Problem description - Go through the material below and state how many lines include "true", giving the number only.
===== Exercise data =====
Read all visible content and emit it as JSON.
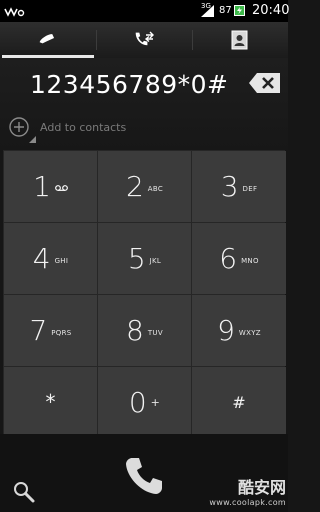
{
  "status_bar": {
    "network_type": "3G",
    "battery_percent": "87",
    "time": "20:40"
  },
  "tabs": [
    {
      "name": "tab-phone",
      "icon": "phone-icon",
      "selected": true
    },
    {
      "name": "tab-call-log",
      "icon": "call-log-icon",
      "selected": false
    },
    {
      "name": "tab-contacts",
      "icon": "contact-card-icon",
      "selected": false
    }
  ],
  "dialer": {
    "number": "123456789*0#",
    "add_to_contacts_label": "Add to contacts"
  },
  "keypad": {
    "keys": [
      {
        "digit": "1",
        "letters": "",
        "voicemail": true
      },
      {
        "digit": "2",
        "letters": "ABC"
      },
      {
        "digit": "3",
        "letters": "DEF"
      },
      {
        "digit": "4",
        "letters": "GHI"
      },
      {
        "digit": "5",
        "letters": "JKL"
      },
      {
        "digit": "6",
        "letters": "MNO"
      },
      {
        "digit": "7",
        "letters": "PQRS"
      },
      {
        "digit": "8",
        "letters": "TUV"
      },
      {
        "digit": "9",
        "letters": "WXYZ"
      },
      {
        "digit": "*",
        "letters": ""
      },
      {
        "digit": "0",
        "letters": "+"
      },
      {
        "digit": "#",
        "letters": ""
      }
    ]
  },
  "watermark": {
    "brand": "酷安网",
    "url": "www.coolapk.com"
  }
}
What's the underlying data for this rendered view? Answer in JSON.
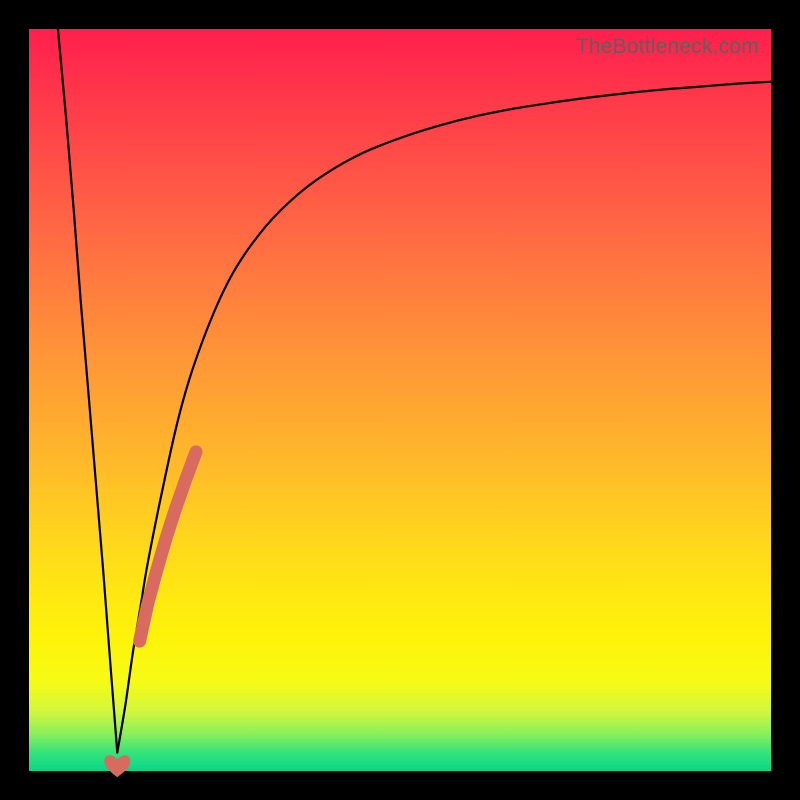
{
  "watermark": "TheBottleneck.com",
  "colors": {
    "curve": "#000000",
    "band": "#d86a60",
    "background_top": "#ff1f4d",
    "background_bottom": "#06d88a"
  },
  "chart_data": {
    "type": "line",
    "title": "",
    "xlabel": "",
    "ylabel": "",
    "xlim": [
      0,
      100
    ],
    "ylim": [
      0,
      100
    ],
    "series": [
      {
        "name": "left-descent",
        "x": [
          3.9,
          5.0,
          6.0,
          7.0,
          8.0,
          9.0,
          10.0,
          11.0,
          11.9
        ],
        "y": [
          100,
          88,
          76,
          63,
          51,
          39,
          27,
          14,
          2.5
        ]
      },
      {
        "name": "right-curve",
        "x": [
          11.9,
          13,
          14,
          15,
          16,
          18,
          20,
          22,
          25,
          28,
          32,
          36,
          40,
          45,
          50,
          55,
          60,
          65,
          70,
          75,
          80,
          85,
          90,
          95,
          100
        ],
        "y": [
          2.5,
          9,
          16,
          22,
          28,
          38,
          47,
          54,
          62,
          68,
          73.5,
          77.5,
          80.5,
          83.3,
          85.3,
          86.9,
          88.2,
          89.2,
          90.0,
          90.7,
          91.3,
          91.8,
          92.2,
          92.6,
          92.9
        ]
      },
      {
        "name": "highlight-band",
        "x": [
          14.9,
          16.0,
          17.2,
          18.5,
          19.8,
          21.2,
          22.5
        ],
        "y": [
          17.5,
          22.5,
          27.0,
          31.5,
          35.5,
          39.5,
          43.0
        ]
      },
      {
        "name": "heart",
        "x": [
          11.9
        ],
        "y": [
          2.0
        ]
      }
    ],
    "gradient_stops": [
      {
        "pos": 0.0,
        "color": "#ff1f4d"
      },
      {
        "pos": 0.34,
        "color": "#ff7b3f"
      },
      {
        "pos": 0.68,
        "color": "#ffd41e"
      },
      {
        "pos": 0.88,
        "color": "#f6fb15"
      },
      {
        "pos": 1.0,
        "color": "#06d88a"
      }
    ]
  }
}
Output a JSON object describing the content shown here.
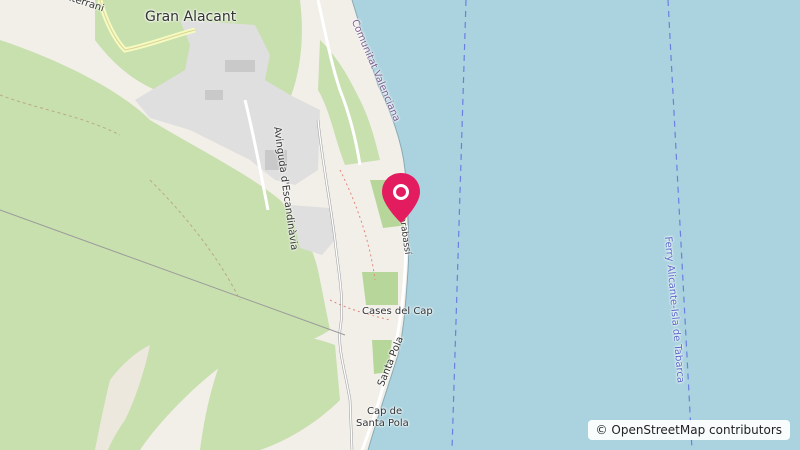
{
  "map": {
    "labels": {
      "town": "Gran Alacant",
      "top_left_road": "Interrani",
      "road_escandinavia": "Avinguda d'Escandinàvia",
      "region_coast": "Comunitat Valenciana",
      "street_carabassi": "Carabassí",
      "place_cases_del_cap": "Cases del Cap",
      "road_santa_pola": "Santa Pola",
      "cape_line1": "Cap de",
      "cape_line2": "Santa Pola",
      "ferry_route": "Ferry Alicante-Isla de Tabarca"
    },
    "attribution": {
      "symbol": "©",
      "text": "OpenStreetMap contributors"
    },
    "marker": {
      "icon": "location-pin-icon",
      "color": "#e31c5f"
    },
    "colors": {
      "sea": "#aad3df",
      "land": "#f2efe9",
      "vegetation": "#c8dfae",
      "residential": "#e0dfdf",
      "ferry_line": "#6b7fe0"
    }
  }
}
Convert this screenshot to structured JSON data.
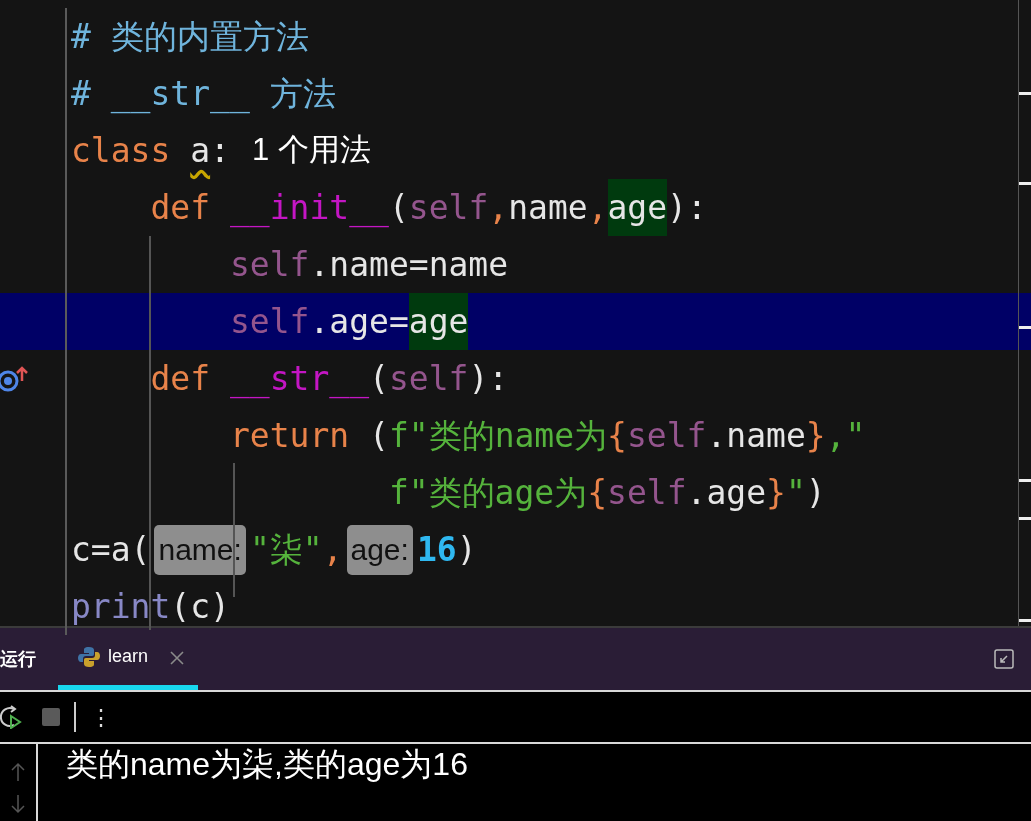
{
  "editor": {
    "lines": [
      {
        "current": false,
        "tokens": [
          {
            "text": "# 类的内置方法",
            "kind": "comment"
          }
        ]
      },
      {
        "current": false,
        "tokens": [
          {
            "text": "# __str__ 方法",
            "kind": "comment"
          }
        ]
      },
      {
        "current": false,
        "tokens": [
          {
            "text": "class ",
            "kind": "keyword"
          },
          {
            "text": "a",
            "kind": "warned"
          },
          {
            "text": ":",
            "kind": "plain"
          },
          {
            "text": "1 个用法",
            "kind": "usage"
          }
        ]
      },
      {
        "current": false,
        "tokens": [
          {
            "text": "    def ",
            "kind": "keyword"
          },
          {
            "text": "__init__",
            "kind": "magic"
          },
          {
            "text": "(",
            "kind": "plain"
          },
          {
            "text": "self",
            "kind": "self"
          },
          {
            "text": ",",
            "kind": "punct"
          },
          {
            "text": "name",
            "kind": "plain"
          },
          {
            "text": ",",
            "kind": "punct"
          },
          {
            "text": "age",
            "kind": "match"
          },
          {
            "text": "):",
            "kind": "plain"
          }
        ]
      },
      {
        "current": false,
        "tokens": [
          {
            "text": "        self",
            "kind": "self"
          },
          {
            "text": ".name=name",
            "kind": "plain"
          }
        ]
      },
      {
        "current": true,
        "tokens": [
          {
            "text": "        self",
            "kind": "self"
          },
          {
            "text": ".age=",
            "kind": "plain"
          },
          {
            "text": "age",
            "kind": "match"
          }
        ]
      },
      {
        "current": false,
        "override": true,
        "tokens": [
          {
            "text": "    def ",
            "kind": "keyword"
          },
          {
            "text": "__str__",
            "kind": "magic"
          },
          {
            "text": "(",
            "kind": "plain"
          },
          {
            "text": "self",
            "kind": "self"
          },
          {
            "text": "):",
            "kind": "plain"
          }
        ]
      },
      {
        "current": false,
        "tokens": [
          {
            "text": "        return ",
            "kind": "keyword"
          },
          {
            "text": "(",
            "kind": "plain"
          },
          {
            "text": "f\"类的name为",
            "kind": "string"
          },
          {
            "text": "{",
            "kind": "brace"
          },
          {
            "text": "self",
            "kind": "self"
          },
          {
            "text": ".name",
            "kind": "plain"
          },
          {
            "text": "}",
            "kind": "brace"
          },
          {
            "text": ",\"",
            "kind": "string"
          }
        ]
      },
      {
        "current": false,
        "tokens": [
          {
            "text": "                f\"类的age为",
            "kind": "string"
          },
          {
            "text": "{",
            "kind": "brace"
          },
          {
            "text": "self",
            "kind": "self"
          },
          {
            "text": ".age",
            "kind": "plain"
          },
          {
            "text": "}",
            "kind": "brace"
          },
          {
            "text": "\"",
            "kind": "string"
          },
          {
            "text": ")",
            "kind": "plain"
          }
        ]
      },
      {
        "current": false,
        "tokens": [
          {
            "text": "c=a(",
            "kind": "plain"
          },
          {
            "text": "name:",
            "kind": "hint"
          },
          {
            "text": "\"柒\"",
            "kind": "string"
          },
          {
            "text": ",",
            "kind": "punct"
          },
          {
            "text": "age:",
            "kind": "hint"
          },
          {
            "text": "16",
            "kind": "number"
          },
          {
            "text": ")",
            "kind": "plain"
          }
        ]
      },
      {
        "current": false,
        "tokens": [
          {
            "text": "print",
            "kind": "builtin"
          },
          {
            "text": "(c)",
            "kind": "plain"
          }
        ]
      }
    ]
  },
  "run_panel": {
    "title": "运行",
    "tabs": [
      {
        "label": "learn",
        "selected": true,
        "closable": true
      }
    ],
    "toolbar": {
      "more": "⋮"
    },
    "output": "类的name为柒,类的age为16"
  }
}
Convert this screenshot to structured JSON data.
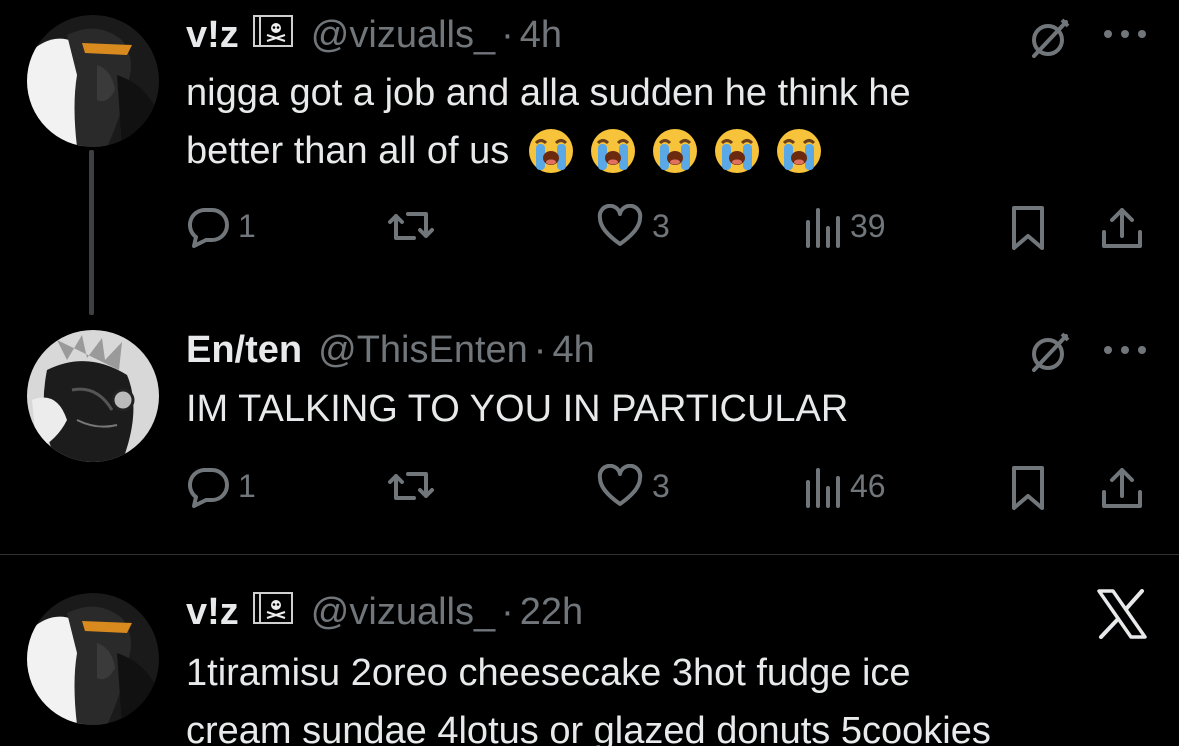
{
  "tweets": [
    {
      "name": "v!z",
      "flag": "pirate-flag",
      "handle": "@vizualls_",
      "separator": "·",
      "time": "4h",
      "text_line1": "nigga got a job and alla sudden he think he",
      "text_line2": "better than all of us",
      "emojis": [
        "loudly-crying-face",
        "loudly-crying-face",
        "loudly-crying-face",
        "loudly-crying-face",
        "loudly-crying-face"
      ],
      "reply_count": "1",
      "retweet_count": "",
      "like_count": "3",
      "view_count": "39"
    },
    {
      "name": "En/ten",
      "handle": "@ThisEnten",
      "separator": "·",
      "time": "4h",
      "text_line1": "IM TALKING TO YOU IN PARTICULAR",
      "reply_count": "1",
      "retweet_count": "",
      "like_count": "3",
      "view_count": "46"
    },
    {
      "name": "v!z",
      "flag": "pirate-flag",
      "handle": "@vizualls_",
      "separator": "·",
      "time": "22h",
      "text_line1": "1tiramisu 2oreo cheesecake 3hot fudge ice",
      "text_line2": "cream sundae 4lotus or glazed donuts 5cookies"
    }
  ],
  "icons": {
    "reply": "reply-icon",
    "retweet": "retweet-icon",
    "like": "heart-icon",
    "views": "views-icon",
    "bookmark": "bookmark-icon",
    "share": "share-icon",
    "grok": "grok-icon",
    "more": "more-icon",
    "x_logo": "x-logo-icon"
  },
  "colors": {
    "background": "#000000",
    "text": "#e7e9ea",
    "muted": "#71767b",
    "divider": "#2f3336",
    "thread_line": "#3d4144"
  }
}
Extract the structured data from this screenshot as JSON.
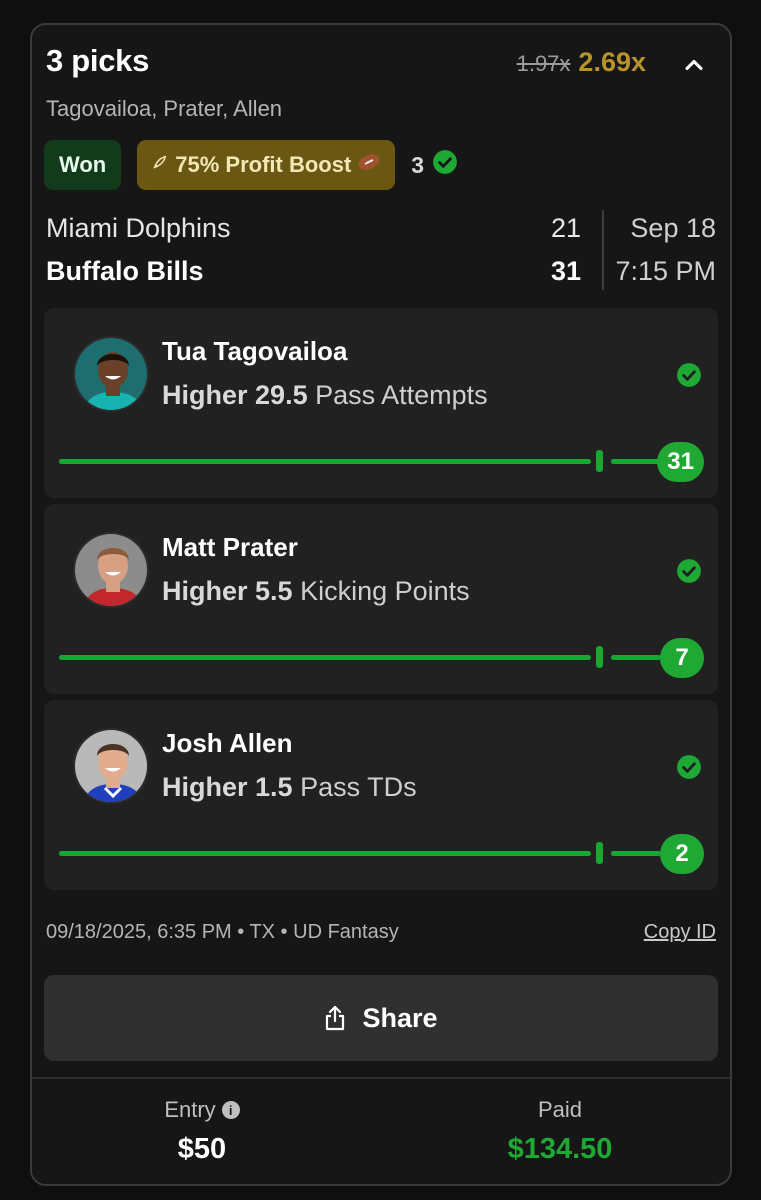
{
  "header": {
    "title": "3 picks",
    "old_multiplier": "1.97x",
    "new_multiplier": "2.69x",
    "players_summary": "Tagovailoa, Prater, Allen"
  },
  "tags": {
    "status": "Won",
    "boost_label": "75% Profit Boost",
    "boost_icon": "rocket-icon",
    "boost_emoji_icon": "football-icon",
    "hits_count": "3"
  },
  "game": {
    "team1": "Miami Dolphins",
    "score1": "21",
    "team2": "Buffalo Bills",
    "score2": "31",
    "date": "Sep 18",
    "time": "7:15 PM"
  },
  "picks": [
    {
      "player": "Tua Tagovailoa",
      "direction": "Higher",
      "line": "29.5",
      "stat": "Pass Attempts",
      "result": "31",
      "jersey_color": "#17b3b0",
      "skin": "#6b4029",
      "hair": "#1c120c",
      "bg": "#1e6d6f"
    },
    {
      "player": "Matt Prater",
      "direction": "Higher",
      "line": "5.5",
      "stat": "Kicking Points",
      "result": "7",
      "jersey_color": "#c1272d",
      "skin": "#d8a083",
      "hair": "#8a5a3a",
      "bg": "#8c8c8c"
    },
    {
      "player": "Josh Allen",
      "direction": "Higher",
      "line": "1.5",
      "stat": "Pass TDs",
      "result": "2",
      "jersey_color": "#1f3fbf",
      "skin": "#e2ad8f",
      "hair": "#4a3322",
      "bg": "#b9b9b9"
    }
  ],
  "footer": {
    "meta": "09/18/2025, 6:35 PM • TX • UD Fantasy",
    "copy_id": "Copy ID",
    "share": "Share",
    "entry_label": "Entry",
    "entry_value": "$50",
    "paid_label": "Paid",
    "paid_value": "$134.50"
  },
  "colors": {
    "accent_green": "#1fa834",
    "boost_gold": "#b8932b",
    "card_bg": "#161616"
  }
}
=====
Result of this exercise - 6